» **Work order**:
Report the count of lines in the records below that hold the word "display", omitting everything but the number.
========
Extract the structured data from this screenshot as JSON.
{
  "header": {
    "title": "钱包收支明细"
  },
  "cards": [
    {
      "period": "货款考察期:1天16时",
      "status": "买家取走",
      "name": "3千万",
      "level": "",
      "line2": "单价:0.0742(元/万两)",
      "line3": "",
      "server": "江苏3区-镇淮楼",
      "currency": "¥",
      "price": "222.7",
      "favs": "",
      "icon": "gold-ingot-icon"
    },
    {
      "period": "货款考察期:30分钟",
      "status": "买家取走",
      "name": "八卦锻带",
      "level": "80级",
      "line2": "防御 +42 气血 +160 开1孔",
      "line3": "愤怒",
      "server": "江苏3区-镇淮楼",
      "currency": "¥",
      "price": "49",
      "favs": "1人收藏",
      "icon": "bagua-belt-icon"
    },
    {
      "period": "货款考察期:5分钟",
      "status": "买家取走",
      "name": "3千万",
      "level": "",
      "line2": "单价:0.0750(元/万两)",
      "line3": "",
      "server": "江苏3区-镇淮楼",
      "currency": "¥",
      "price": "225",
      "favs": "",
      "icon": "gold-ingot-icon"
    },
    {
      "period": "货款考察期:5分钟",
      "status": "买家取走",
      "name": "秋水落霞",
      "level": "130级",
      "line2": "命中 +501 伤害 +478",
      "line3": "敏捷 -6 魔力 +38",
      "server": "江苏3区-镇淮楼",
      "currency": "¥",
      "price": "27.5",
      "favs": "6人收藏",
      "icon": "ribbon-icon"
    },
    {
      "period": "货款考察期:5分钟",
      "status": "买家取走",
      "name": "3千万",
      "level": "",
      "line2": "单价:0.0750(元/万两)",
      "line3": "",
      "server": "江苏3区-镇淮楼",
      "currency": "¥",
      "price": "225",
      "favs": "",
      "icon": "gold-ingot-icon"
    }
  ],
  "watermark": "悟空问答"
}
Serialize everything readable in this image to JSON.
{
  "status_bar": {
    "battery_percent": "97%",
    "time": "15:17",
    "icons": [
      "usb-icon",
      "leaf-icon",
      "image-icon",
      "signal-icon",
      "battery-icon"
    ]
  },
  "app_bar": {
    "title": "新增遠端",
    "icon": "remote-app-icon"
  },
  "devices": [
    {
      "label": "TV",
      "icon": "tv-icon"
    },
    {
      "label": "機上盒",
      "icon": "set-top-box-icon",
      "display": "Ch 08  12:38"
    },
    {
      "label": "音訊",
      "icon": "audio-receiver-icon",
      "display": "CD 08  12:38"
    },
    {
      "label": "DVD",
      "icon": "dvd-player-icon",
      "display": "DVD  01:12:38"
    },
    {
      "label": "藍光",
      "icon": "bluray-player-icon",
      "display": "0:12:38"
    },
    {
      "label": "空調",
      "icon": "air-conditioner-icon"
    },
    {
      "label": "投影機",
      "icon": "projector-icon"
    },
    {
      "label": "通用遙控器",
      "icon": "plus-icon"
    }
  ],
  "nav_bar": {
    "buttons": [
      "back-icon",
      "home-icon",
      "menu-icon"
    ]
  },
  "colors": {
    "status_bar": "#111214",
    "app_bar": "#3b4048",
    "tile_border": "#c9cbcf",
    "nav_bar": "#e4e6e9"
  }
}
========
» **Answer for the task**:
4